The only one of the early investigators who carried the exploration of hysteria to its logical conclusion was Breuer's patient Anna O. After Breuer abandoned her, she apparently remained ill for several years. And then she recovered. The mute hysteric who had invented the "talking cure" found her voice and her sanity, in the women's liberation movement. Under a pseudonym, Paul Berthold, she translated into German the classic treatise by Mary Wollstonecraft, A Vindication of the Rights of Women, and authored a play, Women's Rights. Under her own name, Bertha Papenheim became a prominent feminist social worker, intellectual, and organizer. In the course of a long and fruitful career she directed an orphanage for girls, founded a feminist organization for Jewish women and traveled throughout Europe and the Middle East to campaign against the sexual exploitation of women and children. Her dedication, energy and commitment were legendary. In the words of a colleague, 'A volcano lived in this woman... Her fight against the abuse of women and children was almost a physically felt pain for her.' At her death, the philosopher Martin Buber commemorated her: 'I not only admired her but loved her, and will love her until the day I die. There are people of spirit and there are people of passion, both less common than one might think. Rarer still are the people of spirit and passion. But rarest of all is a passionate spirit. Bertha Pappenheim was a woman with just such a spirit.

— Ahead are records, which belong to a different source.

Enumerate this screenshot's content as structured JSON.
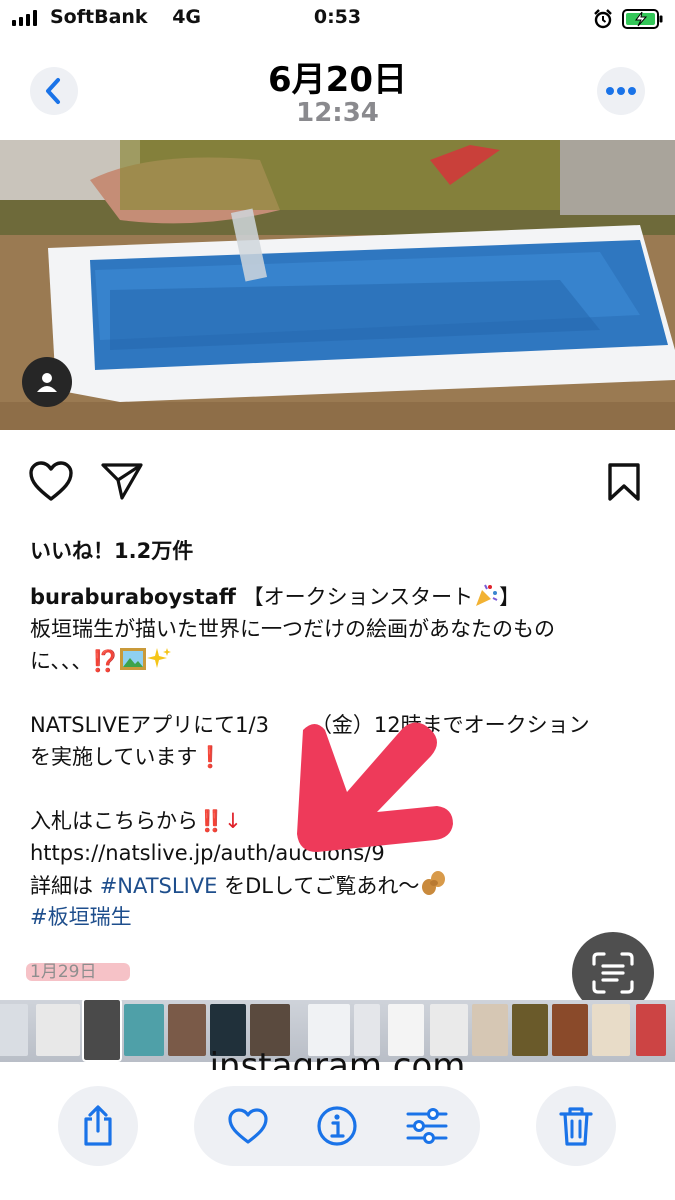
{
  "status_bar": {
    "carrier": "SoftBank",
    "network": "4G",
    "time": "0:53",
    "battery_color": "#34c759"
  },
  "photos_header": {
    "date": "6月20日",
    "time": "12:34",
    "accent": "#1a73e8"
  },
  "post": {
    "likes": "いいね！1.2万件",
    "username": "buraburaboystaff",
    "caption_line1_rest": "【オークションスタート",
    "caption_line1_end": "】",
    "caption_line2": "板垣瑞生が描いた世界に一つだけの絵画があなたのもの",
    "caption_line3": "に、、、",
    "caption_line3_mark": "⁉️",
    "caption_line5": "NATSLIVEアプリにて1/3",
    "caption_line5_end": "（金）12時までオークション",
    "caption_line6": "を実施しています",
    "caption_line6_mark": "❗",
    "caption_line8": "入札はこちらから",
    "caption_line8_mark": "‼️↓",
    "caption_line9": "https://natslive.jp/auth/auctions/9",
    "caption_line10_a": "詳細は ",
    "caption_line10_tag": "#NATSLIVE",
    "caption_line10_b": " をDLしてご覧あれ〜",
    "caption_line11_tag": "#板垣瑞生",
    "post_date": "1月29日",
    "hashtag_color": "#1e4e8c"
  },
  "url_bar": {
    "domain": "instagram.com"
  },
  "icons": {
    "back": "chevron-left-icon",
    "more": "ellipsis-icon",
    "like": "heart-outline-icon",
    "share": "paper-plane-icon",
    "bookmark": "bookmark-icon",
    "live_text": "live-text-icon",
    "toolbar_share": "share-icon",
    "toolbar_favorite": "heart-icon",
    "toolbar_info": "info-icon",
    "toolbar_adjust": "sliders-icon",
    "toolbar_delete": "trash-icon"
  }
}
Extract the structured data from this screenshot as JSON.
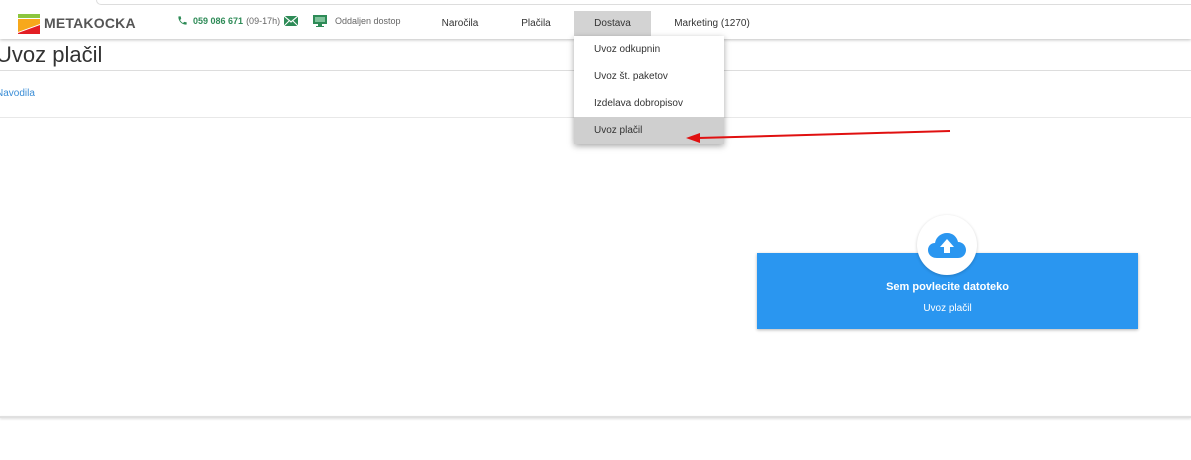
{
  "header": {
    "logo_text": "METAKOCKA",
    "phone": "059 086 671",
    "phone_hours": "(09-17h)",
    "remote_label": "Oddaljen dostop",
    "nav": [
      "Naročila",
      "Plačila",
      "Dostava",
      "Marketing (1270)"
    ],
    "active_nav": "Dostava"
  },
  "dropdown": {
    "items": [
      "Uvoz odkupnin",
      "Uvoz št. paketov",
      "Izdelava dobropisov",
      "Uvoz plačil"
    ],
    "selected": "Uvoz plačil"
  },
  "page": {
    "title": "Uvoz plačil",
    "help_link": "Navodila"
  },
  "upload": {
    "title": "Sem povlecite datoteko",
    "subtitle": "Uvoz plačil"
  },
  "colors": {
    "accent_blue": "#2a96f0",
    "phone_green": "#2e8b57",
    "annotation_red": "#e01010"
  }
}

Recovery can take place only within then context of relationships; it cannot occur in isolation. In her renewed connection with other people, the survivor re-creates the psychological facilities that were damaged or deformed by the traumatic experience. These faculties include the basic operations of trust, autonomy, initiative, competence, identity, and intimacy.Just as these capabilities are formed in relationships with other people, they must be reformed in such relationships.The first principle of recovery is empowerment of the survivor. She must be the author and arbiter of her own recovery. Others may offer advice, support, assistance, affection, and care, but not cure.Many benevolent and well-intentioned attempts to assist the survivor founder because this basic principle of empowerment is not observed. No intervention that takes power away from the survivor can possibly foster her recovery, no matter how much it appears to be in her immediate best interest.